Consider the strobe light.

Anyone who has partied in the past few decades should be familiar with the device. It flashes incessantly, transforming a living room into a night club.

And the party animal who developed the strobe?

Harold Edgerton in the lab with a stroboscope.

Harold "Doc" Edgerton was an engineer at MIT for the better part of the 20th century. As a graduate student in the 1920's, Edgerton perfected a method for creating repeated bright pulses of light: an electronic stroboscope.

Edgerton wasn't concerned with getting his groove on, though. He was interested in machines, and by the 1920's machine makers had a problem. Motors were capable of spinning so quickly their rotation could not easily be measured.

Stroboscopes illuminate a subject at intervals, allowing a moving object to appear momentarily frozen in place. When set fast enough they appear as constant light, and become particularly handy when synced to the same interval as a rotating subject.

When set to the right speed, the strobe appears to stop the subject in its tracks- a useful illusion. Deviations from stationarity indicate an object is spinning faster or slower than the strobe. Thus, the strobe is also a tachometer.

Edgerton took earlier stroboscopic instruments and improved on them by developing a particularly effective electronic version, one that interspersed long unlit intervals with a brief intense flash. His device found immediate popularity in industrial applications:

The Edgerton Stroboscope, because of its brilliant, short flash, has readily found its way into fields where older types of stroboscopes were not acceptable, and it is used today in some part of the design or manufacture of machines, automobiles, engines, instruments, cameras, electric motors, metal products, and textiles. The fact that some twenty engineering schools and universities are users of this instrument is further evidence of its utility in mechanical and electrical engineering.

-Radio Experimenter (1935)

Edgerton further recognized that his invention had photographic potential. An open camera will record an object moving in strobed light as an overlayed set of still images.

Golfer Densmore Shute tees off at 100 flashes/second. (1938; photograph by Harold Edgerton).

Ballet by strobelight (photograph by Harold Edgerton)

Charles Batterman diving (1955-56; photograph by Harold Edgerton)

These are technical images, insofar as one can take the flash interval as a basis for computing velocity and acceleration. But they are also art, and Edgerton is perhaps more remembered for the aesthetic qualities of his images than for the engineering prowess. I consider the stroboscope as among the finest stories of industrial technology being coopted for artistic expression*.

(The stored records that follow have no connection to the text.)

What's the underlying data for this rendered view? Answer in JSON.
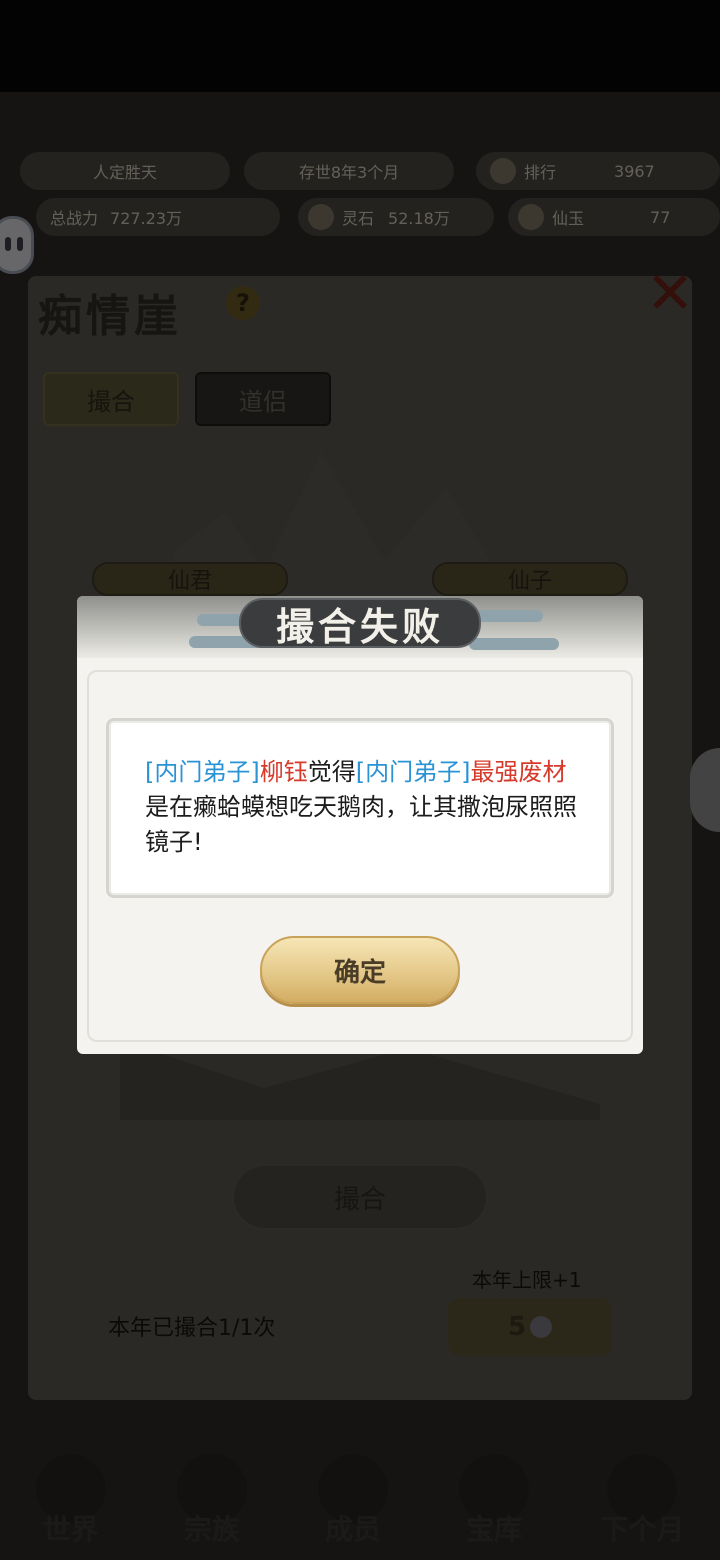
{
  "status_bar": {
    "realm": "人定胜天",
    "age": "存世8年3个月",
    "rank_label": "排行",
    "rank_value": "3967",
    "power_label": "总战力",
    "power_value": "727.23万",
    "lingshi_label": "灵石",
    "lingshi_value": "52.18万",
    "xianyu_label": "仙玉",
    "xianyu_value": "77"
  },
  "panel": {
    "title": "痴情崖",
    "help_icon": "?",
    "close_icon": "✕",
    "tabs": [
      {
        "label": "撮合",
        "active": true
      },
      {
        "label": "道侣",
        "active": false
      }
    ],
    "left_name": "仙君",
    "right_name": "仙子",
    "match_button": "撮合",
    "limit_text": "本年上限+1",
    "count_text": "本年已撮合1/1次",
    "cost_value": "5",
    "cost_icon": "spirit-stone-icon"
  },
  "bottom_nav": [
    {
      "label": "世界",
      "icon": "world-icon"
    },
    {
      "label": "宗族",
      "icon": "clan-icon"
    },
    {
      "label": "成员",
      "icon": "members-icon"
    },
    {
      "label": "宝库",
      "icon": "treasury-icon"
    },
    {
      "label": "下个月",
      "icon": "next-month-icon"
    }
  ],
  "dialog": {
    "title": "撮合失败",
    "message": {
      "tag1": "[内门弟子]",
      "name1": "柳钰",
      "mid": "觉得",
      "tag2": "[内门弟子]",
      "name2": "最强废材",
      "rest": "是在癞蛤蟆想吃天鹅肉，让其撒泡尿照照镜子!"
    },
    "confirm_label": "确定"
  },
  "colors": {
    "tag_blue": "#2a93d6",
    "name_red": "#d63a2b",
    "button_gold": "#e5c98a"
  }
}
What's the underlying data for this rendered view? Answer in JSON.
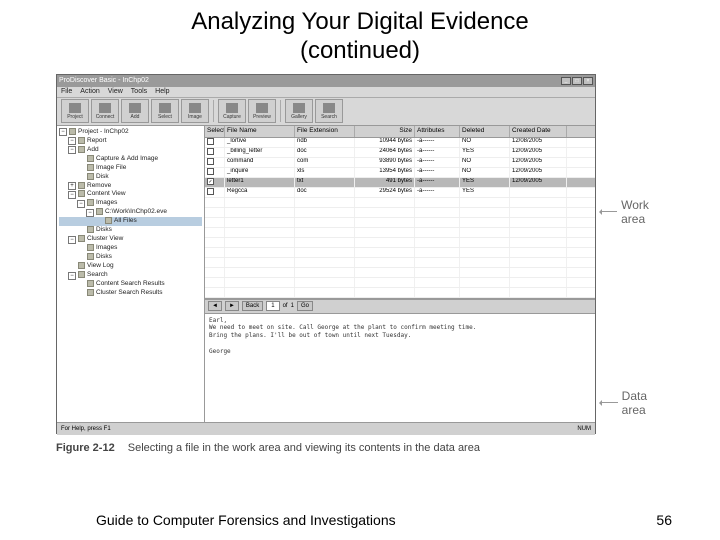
{
  "slide": {
    "title_line1": "Analyzing Your Digital Evidence",
    "title_line2": "(continued)",
    "footer_text": "Guide to Computer Forensics and Investigations",
    "page_number": "56"
  },
  "figure": {
    "number": "Figure 2-12",
    "caption": "Selecting a file in the work area and viewing its contents in the data area"
  },
  "annotations": {
    "work_area": "Work area",
    "data_area": "Data area"
  },
  "app": {
    "title": "ProDiscover Basic - InChp02",
    "menu": [
      "File",
      "Action",
      "View",
      "Tools",
      "Help"
    ],
    "toolbar": [
      {
        "label": "Project"
      },
      {
        "label": "Connect"
      },
      {
        "label": "Add"
      },
      {
        "label": "Select"
      },
      {
        "label": "Image"
      },
      {
        "sep": true
      },
      {
        "label": "Capture"
      },
      {
        "label": "Preview"
      },
      {
        "sep": true
      },
      {
        "label": "Gallery"
      },
      {
        "label": "Search"
      }
    ],
    "tree": [
      {
        "indent": 0,
        "exp": "−",
        "label": "Project - InChp02"
      },
      {
        "indent": 1,
        "exp": "−",
        "label": "Report"
      },
      {
        "indent": 1,
        "exp": "−",
        "label": "Add"
      },
      {
        "indent": 2,
        "exp": "",
        "label": "Capture & Add Image"
      },
      {
        "indent": 2,
        "exp": "",
        "label": "Image File"
      },
      {
        "indent": 2,
        "exp": "",
        "label": "Disk"
      },
      {
        "indent": 1,
        "exp": "+",
        "label": "Remove"
      },
      {
        "indent": 1,
        "exp": "−",
        "label": "Content View"
      },
      {
        "indent": 2,
        "exp": "−",
        "label": "Images"
      },
      {
        "indent": 3,
        "exp": "−",
        "label": "C:\\Work\\InChp02.eve"
      },
      {
        "indent": 4,
        "exp": "",
        "label": "All Files",
        "sel": true
      },
      {
        "indent": 2,
        "exp": "",
        "label": "Disks"
      },
      {
        "indent": 1,
        "exp": "−",
        "label": "Cluster View"
      },
      {
        "indent": 2,
        "exp": "",
        "label": "Images"
      },
      {
        "indent": 2,
        "exp": "",
        "label": "Disks"
      },
      {
        "indent": 1,
        "exp": "",
        "label": "View Log"
      },
      {
        "indent": 1,
        "exp": "−",
        "label": "Search"
      },
      {
        "indent": 2,
        "exp": "",
        "label": "Content Search Results"
      },
      {
        "indent": 2,
        "exp": "",
        "label": "Cluster Search Results"
      }
    ],
    "columns": [
      "Select",
      "File Name",
      "File Extension",
      "Size",
      "Attributes",
      "Deleted",
      "Created Date"
    ],
    "rows": [
      {
        "sel": false,
        "chk": "",
        "name": "_lortive",
        "ext": "ndb",
        "size": "10944 bytes",
        "attr": "-a------",
        "del": "NO",
        "date": "12/08/2005"
      },
      {
        "sel": false,
        "chk": "",
        "name": "_billing_letter",
        "ext": "doc",
        "size": "24064 bytes",
        "attr": "-a------",
        "del": "YES",
        "date": "12/09/2005"
      },
      {
        "sel": false,
        "chk": "",
        "name": "command",
        "ext": "com",
        "size": "93890 bytes",
        "attr": "-a------",
        "del": "NO",
        "date": "12/09/2005"
      },
      {
        "sel": false,
        "chk": "",
        "name": "_inquire",
        "ext": "xls",
        "size": "13954 bytes",
        "attr": "-a------",
        "del": "NO",
        "date": "12/09/2005"
      },
      {
        "sel": true,
        "chk": "✓",
        "name": "letter1",
        "ext": "txt",
        "size": "491 bytes",
        "attr": "-a------",
        "del": "YES",
        "date": "12/09/2005"
      },
      {
        "sel": false,
        "chk": "",
        "name": "Regcca",
        "ext": "doc",
        "size": "29524 bytes",
        "attr": "-a------",
        "del": "YES",
        "date": ""
      }
    ],
    "data_toolbar": {
      "prev": "◄",
      "next": "►",
      "back": "Back",
      "field": "1",
      "of_label": "of",
      "of": "1",
      "go": "Go"
    },
    "data_content": [
      "Earl,",
      "We need to meet on site. Call George at the plant to confirm meeting time.",
      "Bring the plans. I'll be out of town until next Tuesday.",
      "",
      "George"
    ],
    "status": {
      "left": "For Help, press F1",
      "mid": "",
      "right": "NUM"
    }
  }
}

Pigeon in flight (1965; photograph by Harold Edgerton)

Images © 2011 Massachusetts Institute of Technology, courtesy of MIT Museum and used with permission.


*For excellent recent examples, see images by Kim Taylor and Christian Ziegler.